Review By: Gordon K. Smith
Kristen Wiig is currently being declared the next big thing, the new Tina Fey, Lucille Ball, Judy Holliday, etc., in the sadly short list of great film comediennes. I’ve had a harder time warming up to her, mostly because I find most of the characters she’s given to play on “Saturday Night Live” as irritating/grotesque/pointless as the skits in which they’re featured (and face it, after their rebirth in political humor of the last couple of years, SNL has pretty much gone back to bad skits — maybe in 2012 they get to be funny again). She’s been okay, if underused, in the limited roles in which I’ve seen her, such as Walk Hard or MacGruber, but she needed her own starring vehicle to earn her comedy stripes.
She gets it with Bridesmaids, performing triple duty as star, co-producer and co-writer (with her former Groundlings comrade Annie Mumolo, who has a cameo). Wiig earns A’s for all of the above. For comedy rauncheteer Judd Apatow, producer of 40 Year Old Virgin, Superbad, Forgetting Sarah Marshall and Knocked Up (the latter two featuring Wiig), this is his ultimate “Girls Gone Wild”, a chance for the ladies to go beyond the supporting roles of his earlier films and beyond the usual standards of chick-flick/rom-com humor. They get to be both down-center and down-and-dirty in Bridesmaids, and do to female bonding what Apatow’s been doing to male bonding for years.
Wiig is Annie, a slightly neurotic Milwaukee more-or-less single, having a perpetual bad-hair day. She’s lost her bakery business, her friend-with-benefits (an uncredited Jon Hamm trashing his Don Draper image) won’t commit to anything, her best friend Lillian (Maya Rudolph) is getting married and naturally wants Annie as her maid of honor. What should be an uplifting gig for Annie starts heading south when she meets her nemesis, the all-too-perfect fellow bridesmaid Helen (the Aussie stunner Rose Byrne). The resulting struggle of wills and class (high vs. low) between these two is the setup, but the other three “maids” — Ellie Kemper (“The Office”), Melissa McCarthy, and Wendy McLendon-Covey, all get their moments as well.
That women don’t get enough chances to both celebrate sisterhood on the big screen and laugh at themselves was proven at the screening I attended, wherein the predominantly X-chromosome crowd was elevated to some kind of comic ecstasy for most of the two-hour plus running time.

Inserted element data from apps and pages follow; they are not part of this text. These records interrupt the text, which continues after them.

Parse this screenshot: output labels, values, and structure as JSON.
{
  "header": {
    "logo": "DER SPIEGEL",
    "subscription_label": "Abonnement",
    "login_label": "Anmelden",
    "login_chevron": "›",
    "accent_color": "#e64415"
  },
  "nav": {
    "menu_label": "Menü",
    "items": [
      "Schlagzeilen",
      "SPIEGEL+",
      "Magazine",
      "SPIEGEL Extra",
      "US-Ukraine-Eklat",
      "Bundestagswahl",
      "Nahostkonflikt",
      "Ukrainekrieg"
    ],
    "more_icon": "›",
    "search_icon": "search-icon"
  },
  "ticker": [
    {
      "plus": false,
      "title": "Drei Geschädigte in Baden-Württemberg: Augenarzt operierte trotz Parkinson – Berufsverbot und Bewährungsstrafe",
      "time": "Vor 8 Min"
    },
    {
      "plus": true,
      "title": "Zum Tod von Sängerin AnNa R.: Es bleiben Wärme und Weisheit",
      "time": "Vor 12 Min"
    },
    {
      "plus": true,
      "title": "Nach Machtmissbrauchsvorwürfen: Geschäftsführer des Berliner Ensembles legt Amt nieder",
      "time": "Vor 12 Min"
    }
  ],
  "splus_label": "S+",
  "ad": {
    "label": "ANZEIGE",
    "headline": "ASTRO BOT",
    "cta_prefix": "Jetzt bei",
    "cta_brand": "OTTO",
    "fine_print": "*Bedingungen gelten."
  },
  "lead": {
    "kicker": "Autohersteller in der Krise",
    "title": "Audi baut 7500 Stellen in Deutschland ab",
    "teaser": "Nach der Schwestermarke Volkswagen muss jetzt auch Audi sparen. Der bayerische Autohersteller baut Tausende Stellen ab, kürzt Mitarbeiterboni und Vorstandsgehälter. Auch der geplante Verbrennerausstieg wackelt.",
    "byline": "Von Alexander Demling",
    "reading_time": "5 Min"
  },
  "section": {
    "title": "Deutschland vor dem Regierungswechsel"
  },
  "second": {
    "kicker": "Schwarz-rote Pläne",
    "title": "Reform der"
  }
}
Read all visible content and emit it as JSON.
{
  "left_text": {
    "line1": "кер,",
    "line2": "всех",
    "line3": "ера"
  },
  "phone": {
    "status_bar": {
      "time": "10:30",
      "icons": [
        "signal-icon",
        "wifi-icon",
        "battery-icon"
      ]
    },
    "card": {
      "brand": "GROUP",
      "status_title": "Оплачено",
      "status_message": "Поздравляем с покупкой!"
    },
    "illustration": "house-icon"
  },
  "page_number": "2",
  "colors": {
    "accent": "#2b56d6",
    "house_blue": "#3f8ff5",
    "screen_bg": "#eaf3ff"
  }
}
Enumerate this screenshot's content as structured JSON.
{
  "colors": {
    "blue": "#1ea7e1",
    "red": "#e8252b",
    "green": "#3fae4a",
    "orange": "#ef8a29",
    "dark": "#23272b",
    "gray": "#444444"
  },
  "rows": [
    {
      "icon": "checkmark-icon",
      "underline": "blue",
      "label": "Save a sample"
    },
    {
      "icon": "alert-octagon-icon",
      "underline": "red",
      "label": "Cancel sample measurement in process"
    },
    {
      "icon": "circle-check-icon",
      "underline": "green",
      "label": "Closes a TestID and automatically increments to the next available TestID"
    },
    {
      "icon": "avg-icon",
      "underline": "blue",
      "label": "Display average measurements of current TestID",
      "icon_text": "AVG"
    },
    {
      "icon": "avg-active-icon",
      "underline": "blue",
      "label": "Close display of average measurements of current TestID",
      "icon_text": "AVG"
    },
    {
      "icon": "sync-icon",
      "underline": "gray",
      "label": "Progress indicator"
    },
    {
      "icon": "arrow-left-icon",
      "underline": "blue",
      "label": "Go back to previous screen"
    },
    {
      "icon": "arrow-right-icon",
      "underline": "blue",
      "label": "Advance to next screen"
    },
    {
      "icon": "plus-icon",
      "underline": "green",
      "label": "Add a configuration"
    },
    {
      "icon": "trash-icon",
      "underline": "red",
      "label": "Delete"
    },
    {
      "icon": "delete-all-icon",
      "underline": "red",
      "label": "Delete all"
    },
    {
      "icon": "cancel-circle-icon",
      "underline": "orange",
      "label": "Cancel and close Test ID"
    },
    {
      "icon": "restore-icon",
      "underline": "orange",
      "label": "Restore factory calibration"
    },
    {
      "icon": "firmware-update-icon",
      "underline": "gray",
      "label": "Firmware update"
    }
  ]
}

I’ve seen a lot of comedies, and I have never heard a longer fit of audience hilarity as that which accompanied the sure-to-be-legendary bridal shop sequence; it must tap into a secret female desire to see those bastions of immaculateness desecrated in ways most foul. I’ll have to rewatch it on DVD some day to hear the drowned-out lines.
All the ladies are hysterical, and improvised a lot of their best bits. What makes Apatow’s brand of comedy work, when it does, is perfectly honed here. He, and director Paul Feig, know the beats, know how to pace a gag, when to back off and the let the imagination do the rest, and which bit players need to be playing it straight, and which for the laughs. The one male who gets to play it straight here is Irish actor Chris O’Dowd as Annie’s on-off cop love interest; he affects a very strange accent that is either supposed to sound Canadian or is just a bad attempt at American. What problems are there, are the same in all of Apatow’s comedy; the pace slows down in the last act; it goes on too long (125 minutes is too much for raunch comedy); at the same time the character stuff veers toward mean-spiritedness, leaving a downer note that takes some time to recover. Yet, and take this as high praise from someone who’s not the biggest fan of made-you-look comedy, this has summer superhit writ large upon it.
It should also be noted, in a film that marks the breakthrough for Kristen Wiig with promises of great things to come, a goodbye appearance for the great Jill Clayburgh as Annie’s mom; she died in November of 2010. A trooper to the end, and not looking well, she still knew how to get a laugh out of a line. She will be missed.